Stephen

--

Skype: stephenbooth_uk  | DiSC: 6137

"Start with the customer and work backwards, not with the tools and work forwards" - James Womack

 

Disappointed

 Stephen-

I'm disappointed with your post.  You've used some productivity math to question someone else's integrity.  

I've sent hundreds of thank you notes in a night.  

HUNDREDS.  In one night.

Yes, someone else had stamped and addressed the envelopes.  And some of my notes looked quite similar to one another.  Funny that people surely knew that...and STILL commented on the gesture years later.

The people who stamped and addressed them were NOT my minions.  Is that what you call directs of YOURS?  

Believe it or not, we all enjoyed this part of the job even though it could be a form of drudgery.  We liked engaging in a bit of thoughtful kindness, even when my wife had to drive so I could sign another hundred notes.

Your cynicism is unwarranted.

Mark

 

 

140 thank yous in one sitting

I'm with Mark on the "do-ability" of this. I did 140 thank yous to conference volunteers in one night. The notes (some very similar in text), THE ENVELOPES, and signing all of them. I took them to the conference co-planner and she had someone take the card from the envelope, she signed the card next to my signature, and someone else re-enveloped the card. Took her about an hour or two with other tasks. We sent them that day to our organizations largely through internal mail. Much smaller example than Mark's, but with addressing help, it would have been fairly easy to do many more.

Scott Delinger

DiSC: 5137

Mark's comment

As a recipient of one of Mark's notes: It is worth reaching for the impossible.  I know he is busy - we all are - but I look at the note every day in my office as it is fixed in a place where I can't miss it.  His words and sentiment inspire me every day - and I don't care if those words were written 1000 times to 1000 other people.  It makes a difference to me - I can't think of a better return on an investment  Thanks Mark, Mike, Maggie and Wendii for all you do.

Best wishes,

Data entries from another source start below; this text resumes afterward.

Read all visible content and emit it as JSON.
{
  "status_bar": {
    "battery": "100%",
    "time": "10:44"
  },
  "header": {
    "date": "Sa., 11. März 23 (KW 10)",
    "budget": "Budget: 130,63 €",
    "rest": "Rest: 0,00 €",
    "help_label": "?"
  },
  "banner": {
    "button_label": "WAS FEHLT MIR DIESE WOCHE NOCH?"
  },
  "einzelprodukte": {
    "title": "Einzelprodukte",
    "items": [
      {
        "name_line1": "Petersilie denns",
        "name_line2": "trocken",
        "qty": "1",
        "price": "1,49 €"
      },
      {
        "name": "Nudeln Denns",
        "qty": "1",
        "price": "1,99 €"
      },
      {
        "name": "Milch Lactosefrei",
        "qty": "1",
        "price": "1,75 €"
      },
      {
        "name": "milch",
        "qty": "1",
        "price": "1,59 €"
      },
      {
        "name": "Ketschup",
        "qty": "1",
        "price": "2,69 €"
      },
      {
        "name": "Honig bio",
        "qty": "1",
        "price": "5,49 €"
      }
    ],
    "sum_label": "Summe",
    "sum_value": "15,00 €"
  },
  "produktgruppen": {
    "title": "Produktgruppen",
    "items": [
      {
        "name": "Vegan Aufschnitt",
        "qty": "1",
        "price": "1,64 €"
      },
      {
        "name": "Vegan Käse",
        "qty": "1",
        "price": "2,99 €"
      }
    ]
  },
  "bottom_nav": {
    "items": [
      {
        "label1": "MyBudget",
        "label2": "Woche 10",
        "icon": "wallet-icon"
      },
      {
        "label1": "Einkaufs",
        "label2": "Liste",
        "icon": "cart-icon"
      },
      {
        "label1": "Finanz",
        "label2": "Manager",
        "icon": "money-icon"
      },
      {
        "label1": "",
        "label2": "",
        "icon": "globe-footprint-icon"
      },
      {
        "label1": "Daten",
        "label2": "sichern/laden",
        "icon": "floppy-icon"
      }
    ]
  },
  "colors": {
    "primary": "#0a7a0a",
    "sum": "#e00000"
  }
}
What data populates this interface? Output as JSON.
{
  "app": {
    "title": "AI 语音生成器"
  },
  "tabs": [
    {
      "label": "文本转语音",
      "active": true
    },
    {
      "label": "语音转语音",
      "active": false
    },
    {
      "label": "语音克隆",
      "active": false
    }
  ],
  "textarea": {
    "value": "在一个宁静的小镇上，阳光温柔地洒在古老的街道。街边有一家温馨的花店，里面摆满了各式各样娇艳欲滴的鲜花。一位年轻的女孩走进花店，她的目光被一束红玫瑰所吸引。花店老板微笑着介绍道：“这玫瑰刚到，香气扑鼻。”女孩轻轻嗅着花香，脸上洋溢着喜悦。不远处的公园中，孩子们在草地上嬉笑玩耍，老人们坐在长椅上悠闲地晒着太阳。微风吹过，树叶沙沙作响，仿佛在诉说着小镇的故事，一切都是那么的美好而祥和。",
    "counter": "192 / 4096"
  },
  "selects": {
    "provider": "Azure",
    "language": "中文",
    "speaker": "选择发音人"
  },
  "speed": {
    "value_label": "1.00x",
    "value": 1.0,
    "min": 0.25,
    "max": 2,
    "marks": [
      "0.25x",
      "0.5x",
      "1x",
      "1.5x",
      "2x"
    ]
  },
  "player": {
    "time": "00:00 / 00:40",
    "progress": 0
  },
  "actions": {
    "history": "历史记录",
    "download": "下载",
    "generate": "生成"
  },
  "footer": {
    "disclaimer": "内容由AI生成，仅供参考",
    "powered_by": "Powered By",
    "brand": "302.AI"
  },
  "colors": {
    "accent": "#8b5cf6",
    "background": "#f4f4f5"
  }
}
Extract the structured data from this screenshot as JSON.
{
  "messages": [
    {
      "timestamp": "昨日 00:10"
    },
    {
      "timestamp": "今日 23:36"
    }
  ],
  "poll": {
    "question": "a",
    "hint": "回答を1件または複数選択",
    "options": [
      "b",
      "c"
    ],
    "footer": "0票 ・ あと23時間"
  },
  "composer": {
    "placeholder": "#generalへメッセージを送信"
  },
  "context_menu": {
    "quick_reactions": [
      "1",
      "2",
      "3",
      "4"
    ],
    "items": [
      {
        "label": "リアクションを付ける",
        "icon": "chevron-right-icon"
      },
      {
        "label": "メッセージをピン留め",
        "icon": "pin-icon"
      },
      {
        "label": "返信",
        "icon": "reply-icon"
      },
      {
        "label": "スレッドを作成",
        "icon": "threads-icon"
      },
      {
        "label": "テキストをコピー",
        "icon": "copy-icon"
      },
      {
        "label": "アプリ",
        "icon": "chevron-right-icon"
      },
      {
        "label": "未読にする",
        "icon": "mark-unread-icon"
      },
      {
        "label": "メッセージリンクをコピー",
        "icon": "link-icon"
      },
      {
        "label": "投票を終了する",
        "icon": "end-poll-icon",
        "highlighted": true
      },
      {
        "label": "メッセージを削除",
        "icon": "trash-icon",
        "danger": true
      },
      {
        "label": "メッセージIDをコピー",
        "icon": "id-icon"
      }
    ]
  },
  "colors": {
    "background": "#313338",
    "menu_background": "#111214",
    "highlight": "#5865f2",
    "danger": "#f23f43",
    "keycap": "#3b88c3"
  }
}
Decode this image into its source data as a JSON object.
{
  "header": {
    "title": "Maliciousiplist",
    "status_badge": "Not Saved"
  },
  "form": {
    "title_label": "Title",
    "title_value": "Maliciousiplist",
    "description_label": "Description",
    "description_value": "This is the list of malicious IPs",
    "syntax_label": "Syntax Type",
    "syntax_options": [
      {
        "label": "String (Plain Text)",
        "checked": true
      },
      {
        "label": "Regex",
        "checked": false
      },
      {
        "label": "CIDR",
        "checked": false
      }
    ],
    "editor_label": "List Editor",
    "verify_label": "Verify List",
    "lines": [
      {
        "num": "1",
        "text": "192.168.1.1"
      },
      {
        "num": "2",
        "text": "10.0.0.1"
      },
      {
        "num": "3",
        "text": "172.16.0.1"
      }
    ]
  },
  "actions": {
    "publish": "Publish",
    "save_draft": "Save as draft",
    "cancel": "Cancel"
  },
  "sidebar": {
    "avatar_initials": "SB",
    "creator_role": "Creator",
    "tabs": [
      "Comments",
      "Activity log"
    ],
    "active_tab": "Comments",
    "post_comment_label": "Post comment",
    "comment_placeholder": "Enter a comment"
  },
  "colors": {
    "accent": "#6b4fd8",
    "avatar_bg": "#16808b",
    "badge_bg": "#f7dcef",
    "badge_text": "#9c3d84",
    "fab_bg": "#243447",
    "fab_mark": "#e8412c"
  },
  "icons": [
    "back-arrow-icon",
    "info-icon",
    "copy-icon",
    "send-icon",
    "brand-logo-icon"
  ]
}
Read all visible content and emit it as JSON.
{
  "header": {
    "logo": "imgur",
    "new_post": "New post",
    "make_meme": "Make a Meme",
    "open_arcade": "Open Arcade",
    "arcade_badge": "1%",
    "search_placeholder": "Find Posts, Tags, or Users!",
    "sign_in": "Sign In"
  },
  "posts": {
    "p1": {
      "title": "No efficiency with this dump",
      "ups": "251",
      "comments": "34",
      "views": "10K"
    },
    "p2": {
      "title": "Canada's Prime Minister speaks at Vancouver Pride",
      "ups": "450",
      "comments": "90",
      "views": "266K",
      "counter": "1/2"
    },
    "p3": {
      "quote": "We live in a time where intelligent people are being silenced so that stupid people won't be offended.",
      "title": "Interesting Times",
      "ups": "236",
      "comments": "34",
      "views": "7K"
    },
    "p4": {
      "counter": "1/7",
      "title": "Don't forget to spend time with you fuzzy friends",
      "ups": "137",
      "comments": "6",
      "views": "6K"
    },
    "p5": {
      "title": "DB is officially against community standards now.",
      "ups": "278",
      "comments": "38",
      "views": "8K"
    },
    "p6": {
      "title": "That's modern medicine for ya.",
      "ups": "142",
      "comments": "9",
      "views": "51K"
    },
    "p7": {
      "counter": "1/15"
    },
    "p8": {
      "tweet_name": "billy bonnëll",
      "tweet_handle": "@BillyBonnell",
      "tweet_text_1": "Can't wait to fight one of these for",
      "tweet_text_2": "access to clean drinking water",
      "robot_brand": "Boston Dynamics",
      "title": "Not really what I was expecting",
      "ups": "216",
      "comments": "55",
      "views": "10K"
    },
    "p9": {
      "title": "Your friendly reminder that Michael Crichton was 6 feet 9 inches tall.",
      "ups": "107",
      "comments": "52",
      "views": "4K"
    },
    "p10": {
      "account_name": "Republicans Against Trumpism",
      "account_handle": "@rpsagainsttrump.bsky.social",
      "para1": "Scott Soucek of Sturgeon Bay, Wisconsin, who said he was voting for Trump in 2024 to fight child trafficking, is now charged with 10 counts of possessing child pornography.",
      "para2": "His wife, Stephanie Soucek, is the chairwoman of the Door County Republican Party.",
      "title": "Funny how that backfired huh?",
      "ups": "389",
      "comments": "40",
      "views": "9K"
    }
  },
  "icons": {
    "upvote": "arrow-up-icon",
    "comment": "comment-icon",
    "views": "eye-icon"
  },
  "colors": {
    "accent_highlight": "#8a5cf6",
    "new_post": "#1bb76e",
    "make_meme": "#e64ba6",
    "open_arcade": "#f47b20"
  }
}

Sheila (from glorious Middlebury Vermont)

You're welcome...

Sheila-

Glad you appreciated it.  As it turns out, I have just finished writing, stamping and mailing all 70 or so from Australia, started on the plane back.  Took about an hour and a half, I should guess, overall.

And, it would appear that Stephen has taken my note quite personally, as he has asked us to cancel his membership completely.  Sorry to see him go. 

Mark

Technical knowledge

 Mark-Mike:

I enjoyed our time together this weekend.  We spent 3+ hours together while I did a training run for an upcoming race.  As your mentioned in one of the many podcasts, I feel like I know you guys.  I am technically trained--physician with specialty training with a law degree.  My effectiveness as a manager--minimal.  Yet, I'm at the VP level as Chief Medical Officer of a large hospital.  Your advice and counsel has been outstanding as I had minimal experience managing before I became an executive.  Many thanks for all that you do.  Physicians and lawyers are not trained in management so I am the one eyed man in the land of the blind.

MAMURP, Thanks for the

MAMURP,

Thanks for the kind comments. Glad we can help!

Best Regards,
Mike

It is always so practical advice! Thanks!

 I don't think anybody is trained  in management.  At least i haven't met anyone yet. Engineers join right in with lawyers and physician with that respect.  I've been listening to manager tools for a while now. I don't know why, i probably should't, but i still get positively suprised by  how practical the advice given here is.  

Thanks.

Nara